#AANAM – Research Suggests Extended Interval Dosing of Tysabri Can Decrease Risk of PML
New data suggests that treatment with Tysabri (natalizumab) in an extended interval dosing regimen is associated with a significantly lower risk of progressive multifocal leukoencephalopathy (PML) in patients with multiple sclerosis (MS), compared with the standard interval dosing.
The data was presented by Lana Zhovtis Ryerson, MD, on May 7 at the 2019 Annual Meeting of the American Academy of Neurology (AAN), in a presentation titled “Reduced risk of progressive multifocal leukoencephalopathy (PML) associated with natalizumab extended interval dosing (EID): updated analysis of the TOUCH Prescribing Program database.” Ryerson is an assistant professor in the Department of Neurology, NYU Langone Health, New York University.
PML is a rare brain disease caused by infection with the John Cunningham virus (JCV). Treatment with Tysabri (natalizumab, marketed by Biogen) — an approved therapy for the treatment of relapsing-remitting MS (RRMS) — has been associated with an increased risk of PML.
However, new research suggests this risk can be reduced by using extended interval dosing (EID), meaning extending the dosing intervals between Tysabri treatments. (The standard interval dosing (SID) typically used between Tysabri treatments (300 mg intravenous infusion each) is four weeks.)
In order to compare PML risk between SID and EID approaches, researchers assessed data from the TOUCH Prescribing Program, a U.S. database designed to better understand and mitigate the risk of developing PML among MS patients treated with Tysabri.
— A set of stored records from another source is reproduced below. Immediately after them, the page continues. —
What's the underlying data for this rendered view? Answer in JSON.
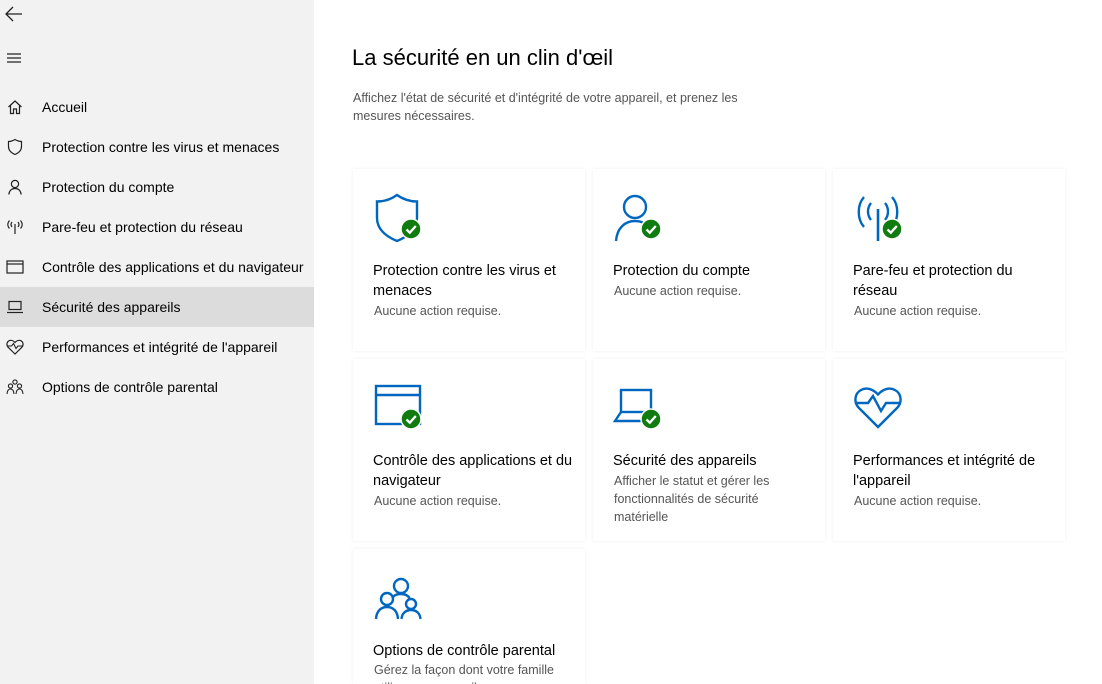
{
  "colors": {
    "accent": "#0067c0",
    "ok": "#107c10",
    "sidebar_bg": "#f2f2f2",
    "active_bg": "#dcdcdc"
  },
  "sidebar": {
    "back_icon": "arrow-left-icon",
    "menu_icon": "hamburger-icon",
    "items": [
      {
        "label": "Accueil",
        "icon": "home-icon"
      },
      {
        "label": "Protection contre les virus et menaces",
        "icon": "shield-icon"
      },
      {
        "label": "Protection du compte",
        "icon": "person-icon"
      },
      {
        "label": "Pare-feu et protection du réseau",
        "icon": "antenna-icon"
      },
      {
        "label": "Contrôle des applications et du navigateur",
        "icon": "browser-window-icon"
      },
      {
        "label": "Sécurité des appareils",
        "icon": "laptop-icon",
        "active": true
      },
      {
        "label": "Performances et intégrité de l'appareil",
        "icon": "heart-pulse-icon"
      },
      {
        "label": "Options de contrôle parental",
        "icon": "family-icon"
      }
    ]
  },
  "main": {
    "title": "La sécurité en un clin d'œil",
    "subtitle": "Affichez l'état de sécurité et d'intégrité de votre appareil, et prenez les mesures nécessaires.",
    "tiles": [
      {
        "title": "Protection contre les virus et menaces",
        "status": "Aucune action requise.",
        "icon": "shield-check-icon"
      },
      {
        "title": "Protection du compte",
        "status": "Aucune action requise.",
        "icon": "person-check-icon"
      },
      {
        "title": "Pare-feu et protection du réseau",
        "status": "Aucune action requise.",
        "icon": "antenna-check-icon"
      },
      {
        "title": "Contrôle des applications et du navigateur",
        "status": "Aucune action requise.",
        "icon": "browser-check-icon"
      },
      {
        "title": "Sécurité des appareils",
        "status": "Afficher le statut et gérer les fonctionnalités de sécurité matérielle",
        "icon": "laptop-check-icon"
      },
      {
        "title": "Performances et intégrité de l'appareil",
        "status": "Aucune action requise.",
        "icon": "heart-pulse-icon"
      },
      {
        "title": "Options de contrôle parental",
        "status": "Gérez la façon dont votre famille utilise ses appareils.",
        "icon": "family-icon"
      }
    ]
  }
}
Data as of June 1, 2018, were analyzed.
The average SIDs were 29-30 days (about four weeks), while EIDs were of 34-41 days (about five-six weeks).
Three types of analyses were performed. In the primary analysis, researchers compared patients who, in the 18 months prior to the analysis, were given Tysabri either EID (2,266 patients) or SID (14,305 patients). The secondary analysis looked at patients who had been given EID or SID for any stretch of time (3,726 and 16,648 patients, respectively).
The tertiary (third) analysis looked at patients who, over the course of their treatment, had been given primarily either Tysabri EID or SID (931 and 24,870 people, respectively). Of note, according to Ryerson, “most EID patients in the primary and secondary analyses had prior SID treatment.”
All patients included in the analyses were positive for antibodies against JCV, suggesting the presence of the virus and, consequently, the risk of PML.
Results showed that in all three analyses, patients who were treated with Tysabri EID were less likely to develop PML, compared to those given the standard regimen.
There was a “significant, robust reduction in PML risk” in patients receiving Tysabri EID, Ryerson said.
Notably, in the tertiary analysis, none of the patients who had primarily received the EID regimen developed PML. There was a “90% reduction in primary, 80% in secondary, and no PML cases in the tertiary analysis,” Ryerson noted.
Overall, the results suggest that Tysabri EID treatment might be more safe for RRMS patients, as it seems to decrease the risk of developing PML.
Ryerson emphasized that the TOUCH program “does not include effectiveness data; therefore, the effectiveness of EID compared with SID could not be evaluated in this analysis,” she said.